During a celebration held last week, Andrew showed his friends the new room, which will serve as their hang-out area. The project started April 21, and was completed in about a week. The West Hartford Olive Garden provided complimentary catering for the celebration after hearing about Andrew’s wish and love for pasta.
Andrew said he felt grateful for having the opportunity to share his longing of a new room with the Make-A-Wish Foundation of Connecticut, which grants the wishes of children with life-threatening medical conditions to give them strength, hope and joy.
“It’s just so amazing what Make-A-Wish can do—it changed my life,” said Andrew, adding that choosing a nautical theme for his room was a no-brainer because he loves the beach.
Founded in 1986, Make-A-Wish-Connecticut is just one of over 60 regional Make-A- Wish chapters in the U.S. and its territories, according to the Foundation.

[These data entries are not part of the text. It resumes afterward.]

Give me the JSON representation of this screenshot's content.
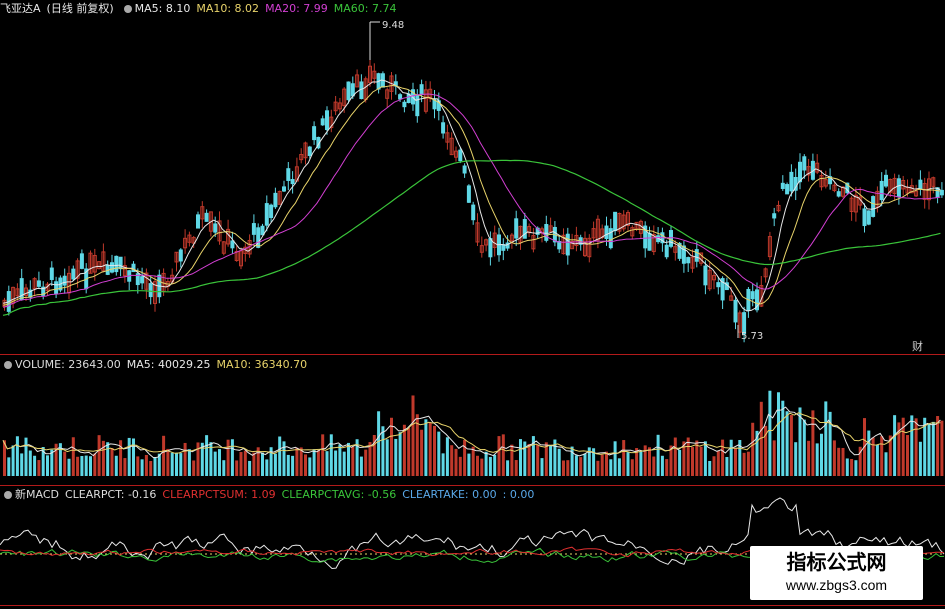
{
  "price_panel": {
    "title": "飞亚达A",
    "subtitle": "(日线 前复权)",
    "indicators": [
      {
        "text": "MA5: 8.10",
        "color": "#e8e8e8"
      },
      {
        "text": "MA10: 8.02",
        "color": "#e8d36a"
      },
      {
        "text": "MA20: 7.99",
        "color": "#d23fd2"
      },
      {
        "text": "MA60: 7.74",
        "color": "#3ac43a"
      }
    ],
    "high_label": "9.48",
    "low_label": "5.73",
    "badge": "财"
  },
  "volume_panel": {
    "indicators": [
      {
        "text": "VOLUME: 23643.00",
        "color": "#dddddd"
      },
      {
        "text": "MA5: 40029.25",
        "color": "#e8e8e8"
      },
      {
        "text": "MA10: 36340.70",
        "color": "#e8d36a"
      }
    ]
  },
  "macd_panel": {
    "indicators": [
      {
        "text": "新MACD",
        "color": "#dddddd"
      },
      {
        "text": "CLEARPCT: -0.16",
        "color": "#dddddd"
      },
      {
        "text": "CLEARPCTSUM: 1.09",
        "color": "#e03030"
      },
      {
        "text": "CLEARPCTAVG: -0.56",
        "color": "#3ac43a"
      },
      {
        "text": "CLEARTAKE: 0.00",
        "color": "#5aa8e8"
      },
      {
        "text": ": 0.00",
        "color": "#5aa8e8"
      }
    ]
  },
  "watermark": {
    "title": "指标公式网",
    "url": "www.zbgs3.com"
  },
  "colors": {
    "up": "#c0392b",
    "down": "#5fd8e6",
    "ma5": "#e8e8e8",
    "ma10": "#e8d36a",
    "ma20": "#d23fd2",
    "ma60": "#3ac43a",
    "divider": "#b21a1a"
  }
}
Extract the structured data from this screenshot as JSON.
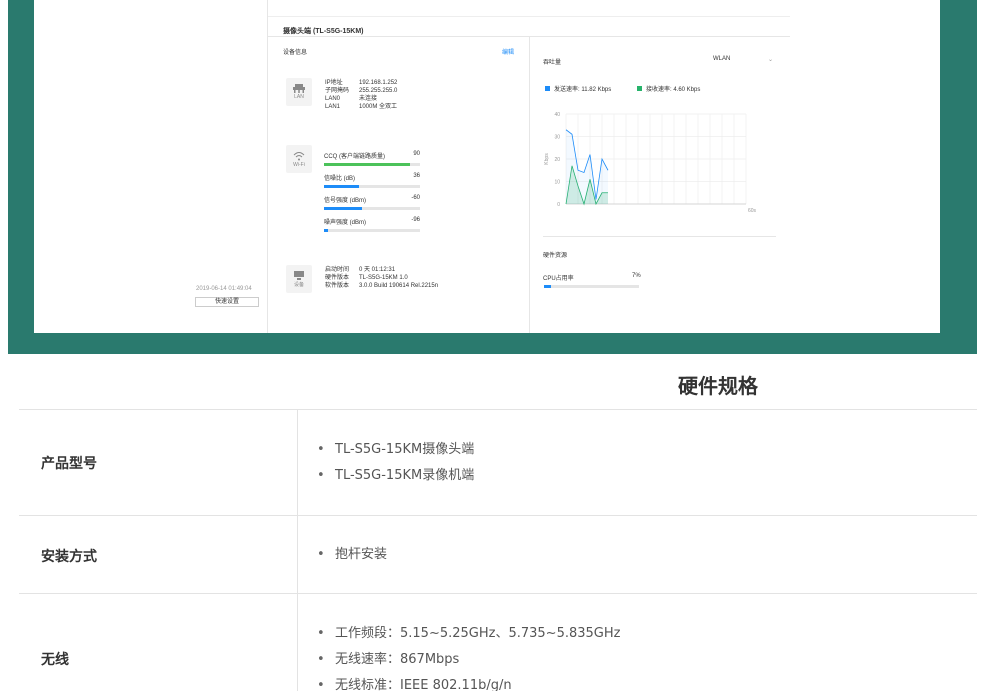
{
  "header": {
    "device_title": "摄像头端 (TL-S5G-15KM)"
  },
  "device_info": {
    "title": "设备信息",
    "edit_link": "编辑",
    "lan": {
      "icon_label": "LAN",
      "rows": [
        {
          "k": "IP地址",
          "v": "192.168.1.252"
        },
        {
          "k": "子网掩码",
          "v": "255.255.255.0"
        },
        {
          "k": "LAN0",
          "v": "未连接"
        },
        {
          "k": "LAN1",
          "v": "1000M 全双工"
        }
      ]
    },
    "wifi": {
      "icon_label": "Wi-Fi",
      "meters": [
        {
          "label": "CCQ (客户端链路质量)",
          "value": "90",
          "fraction": 0.9,
          "color": "#4cc25a"
        },
        {
          "label": "信噪比 (dB)",
          "value": "36",
          "fraction": 0.36,
          "color": "#1d8cf8"
        },
        {
          "label": "信号强度 (dBm)",
          "value": "-60",
          "fraction": 0.4,
          "color": "#1d8cf8"
        },
        {
          "label": "噪声强度 (dBm)",
          "value": "-96",
          "fraction": 0.04,
          "color": "#1d8cf8"
        }
      ]
    },
    "device": {
      "icon_label": "设备",
      "rows": [
        {
          "k": "启动时间",
          "v": "0 天 01:12:31"
        },
        {
          "k": "硬件版本",
          "v": "TL-S5G-15KM 1.0"
        },
        {
          "k": "软件版本",
          "v": "3.0.0 Build 190614 Rel.2215n"
        }
      ]
    }
  },
  "sidebar": {
    "datetime": "2019-06-14 01:49:04",
    "quick_setup_button": "快速设置"
  },
  "throughput": {
    "title": "吞吐量",
    "select_value": "WLAN",
    "legend_send": "发送速率: 11.82 Kbps",
    "legend_recv": "接收速率: 4.60 Kbps",
    "send_color": "#1d8cf8",
    "recv_color": "#27b36b"
  },
  "chart_data": {
    "type": "area",
    "ylabel": "Kbps",
    "ylim": [
      0,
      40
    ],
    "yticks": [
      "40",
      "30",
      "20",
      "10",
      "0"
    ],
    "x_end_label": "60s",
    "x": [
      0,
      2,
      4,
      6,
      8,
      10,
      12,
      14,
      16,
      18
    ],
    "series": [
      {
        "name": "发送速率",
        "values": [
          33,
          31,
          15,
          14,
          22,
          2,
          20,
          15,
          null,
          null
        ]
      },
      {
        "name": "接收速率",
        "values": [
          0,
          17,
          8,
          0,
          11,
          0,
          5,
          5,
          null,
          null
        ]
      }
    ],
    "grid": true
  },
  "hardware_resources": {
    "title": "硬件资源",
    "cpu_label": "CPU占用率",
    "cpu_value": "7%",
    "cpu_fraction": 0.07
  },
  "spec": {
    "title": "硬件规格",
    "rows": [
      {
        "label": "产品型号",
        "items": [
          "TL-S5G-15KM摄像头端",
          "TL-S5G-15KM录像机端"
        ]
      },
      {
        "label": "安装方式",
        "items": [
          "抱杆安装"
        ]
      },
      {
        "label": "无线",
        "items": [
          "工作频段：5.15~5.25GHz、5.735~5.835GHz",
          "无线速率：867Mbps",
          "无线标准：IEEE 802.11b/g/n"
        ]
      }
    ]
  }
}
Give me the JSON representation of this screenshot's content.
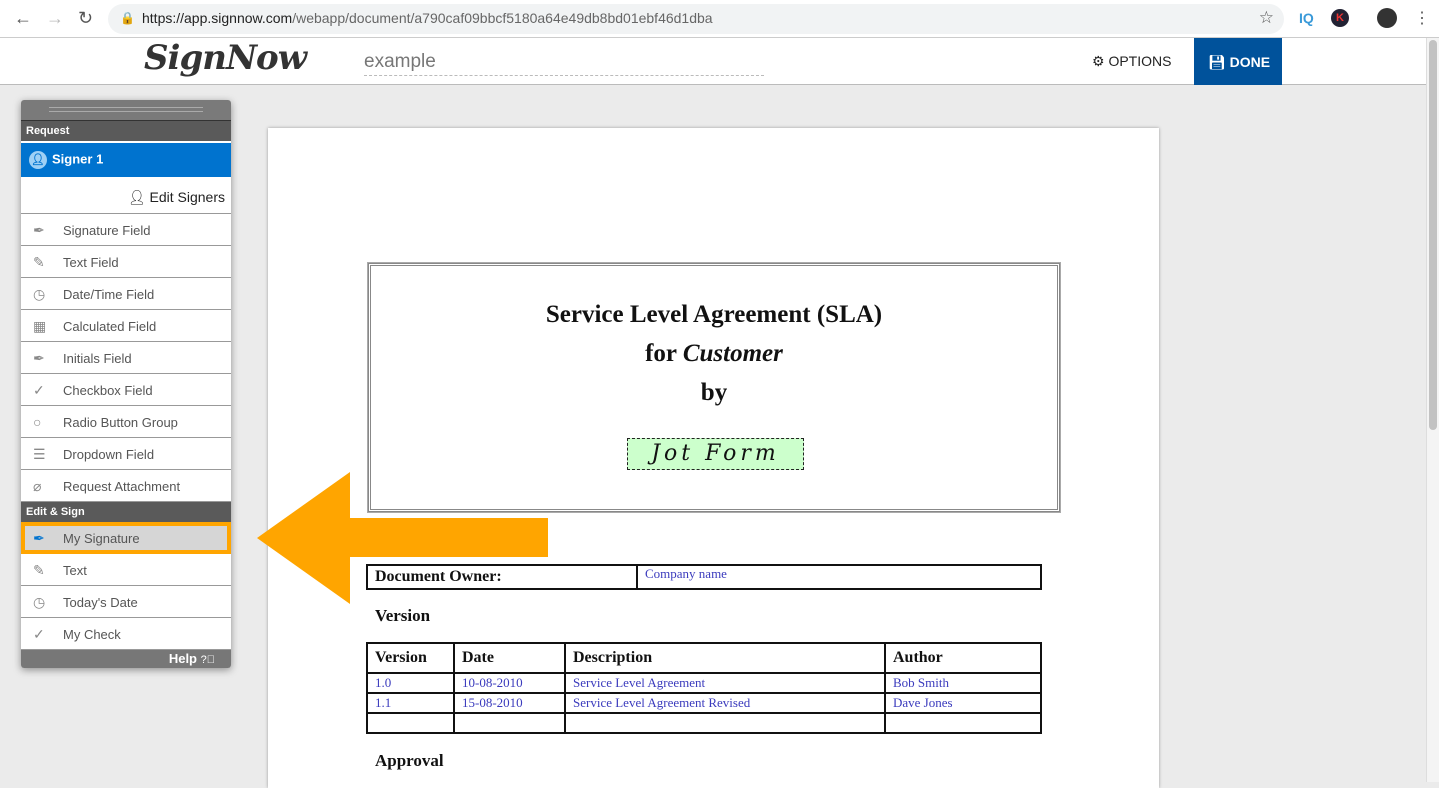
{
  "browser": {
    "url_host": "https://app.signnow.com",
    "url_path": "/webapp/document/a790caf09bbcf5180a64e49db8bd01ebf46d1dba",
    "ext_iq": "IQ",
    "ext_k": "K"
  },
  "header": {
    "logo": "SignNow",
    "document_name": "example",
    "options_label": "OPTIONS",
    "done_label": "DONE",
    "done_color": "#00529b"
  },
  "panel": {
    "request_header": "Request",
    "signer": "Signer 1",
    "edit_signers": "Edit Signers",
    "request_items": [
      {
        "label": "Signature Field",
        "icon": "pen-nib-icon"
      },
      {
        "label": "Text Field",
        "icon": "pencil-icon"
      },
      {
        "label": "Date/Time Field",
        "icon": "clock-icon"
      },
      {
        "label": "Calculated Field",
        "icon": "calculator-icon"
      },
      {
        "label": "Initials Field",
        "icon": "pen-nib-icon"
      },
      {
        "label": "Checkbox Field",
        "icon": "check-icon"
      },
      {
        "label": "Radio Button Group",
        "icon": "radio-icon"
      },
      {
        "label": "Dropdown Field",
        "icon": "dropdown-icon"
      },
      {
        "label": "Request Attachment",
        "icon": "paperclip-icon"
      }
    ],
    "edit_header": "Edit & Sign",
    "edit_items": [
      {
        "label": "My Signature",
        "icon": "pen-nib-icon",
        "selected": true
      },
      {
        "label": "Text",
        "icon": "pencil-icon"
      },
      {
        "label": "Today's Date",
        "icon": "clock-icon"
      },
      {
        "label": "My Check",
        "icon": "check-icon"
      }
    ],
    "help": "Help",
    "highlight_color": "#ffa500"
  },
  "document": {
    "title1": "Service Level Agreement (SLA)",
    "title2_prefix": "for ",
    "title2_italic": "Customer",
    "title3": "by",
    "signature": "Jot Form",
    "owner_label": "Document Owner:",
    "owner_value": "Company name",
    "version_heading": "Version",
    "version_table": {
      "headers": [
        "Version",
        "Date",
        "Description",
        "Author"
      ],
      "rows": [
        [
          "1.0",
          "10-08-2010",
          "Service Level Agreement",
          "Bob Smith"
        ],
        [
          "1.1",
          "15-08-2010",
          "Service Level Agreement Revised",
          "Dave Jones"
        ],
        [
          "",
          "",
          "",
          ""
        ]
      ]
    },
    "approval_heading": "Approval"
  }
}
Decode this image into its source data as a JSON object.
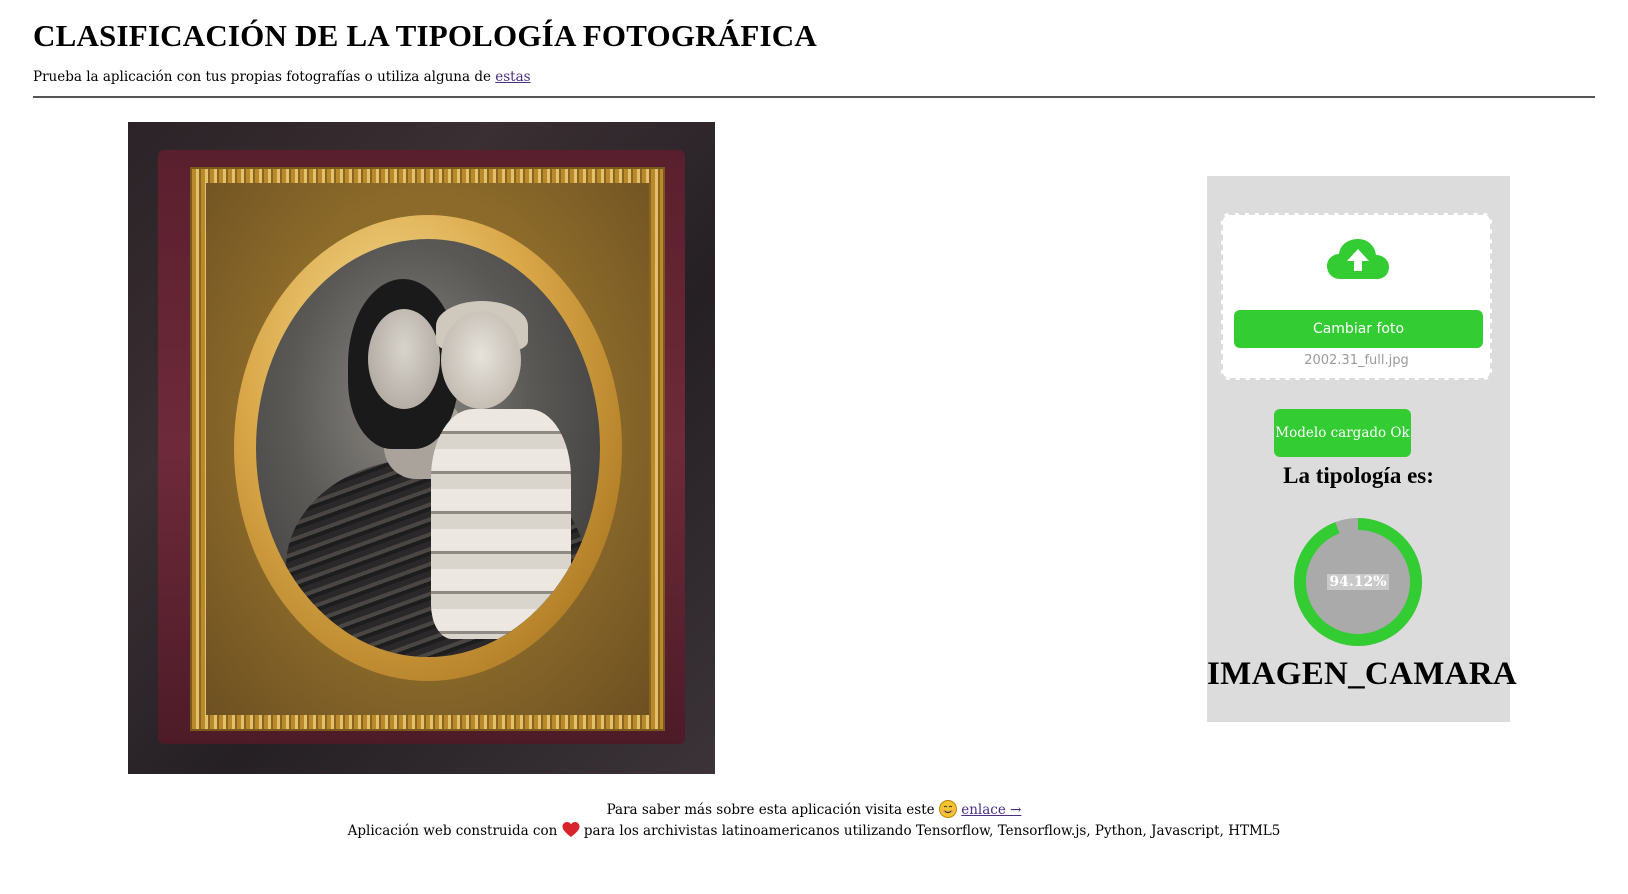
{
  "header": {
    "title": "CLASIFICACIÓN DE LA TIPOLOGÍA FOTOGRÁFICA",
    "subtitle_text": "Prueba la aplicación con tus propias fotografías o utiliza alguna de ",
    "subtitle_link": "estas"
  },
  "upload": {
    "icon": "cloud-upload-icon",
    "button_label": "Cambiar foto",
    "filename": "2002.31_full.jpg"
  },
  "model": {
    "status_label": "Modelo cargado Ok"
  },
  "result": {
    "label": "La tipología es:",
    "confidence_text": "94.12%",
    "confidence_value": 0.9412,
    "class_name": "IMAGEN_CAMARA"
  },
  "footer": {
    "line1_text": "Para saber más sobre esta aplicación visita este ",
    "line1_link": "enlace →",
    "line2_before": "Aplicación web construida con ",
    "line2_after": " para los archivistas latinoamericanos utilizando Tensorflow, Tensorflow.js, Python, Javascript, HTML5"
  },
  "colors": {
    "accent_green": "#33cc33",
    "panel_bg": "#dcdcdc",
    "gauge_track": "#aaaaaa"
  }
}
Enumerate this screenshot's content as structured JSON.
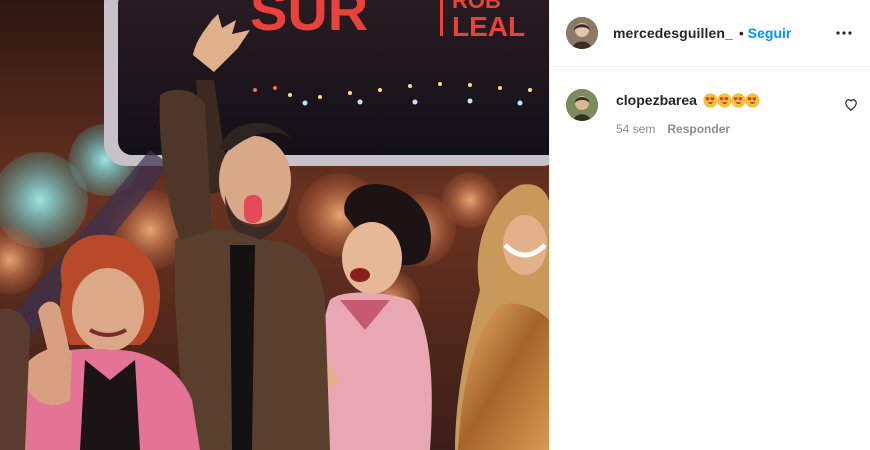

From the time it began in the state, Make-A-Wish Connecticut has granted over 2,400 wishes.
“When we heard about Make-A-Wish it was exciting,” said Andrew’s sister, Katherine, adding that her brother’s diagnosis two years ago was a shock for the whole family. “He’s such a bright kid—he definitely deserved to make his wish.”
“I’m so happy for him and that he’s happy too,” added Andrew’s grandmother, Helen Hedberg, who looked around the new room in amazement.
The unveiling of Andrew’s new room took place on April 29, which was “World Wish Day,” a nationally celebrated event to honor the first wish that came true through the Make-A-Wish Foundation, said Michael Dominick, the community and media relations manager for Make-A-Wish Connecticut.
Dominick said every Make-A-Wish chapter worldwide will grant all kinds of wishes on that day to remember the grassroots beginnings of the Foundation, which started over 30 years ago. He added that World Wish Day serves as a wonderful way to celebrate Andrew’s wish and the wishes of other children worldwide.
“It makes us remember where we came from and how many lives we touched,” said Dominick, reflecting back on the first wish the foundation ever granted in 1980 to a seven-year-old boy in Arizona who wanted to be a police officer.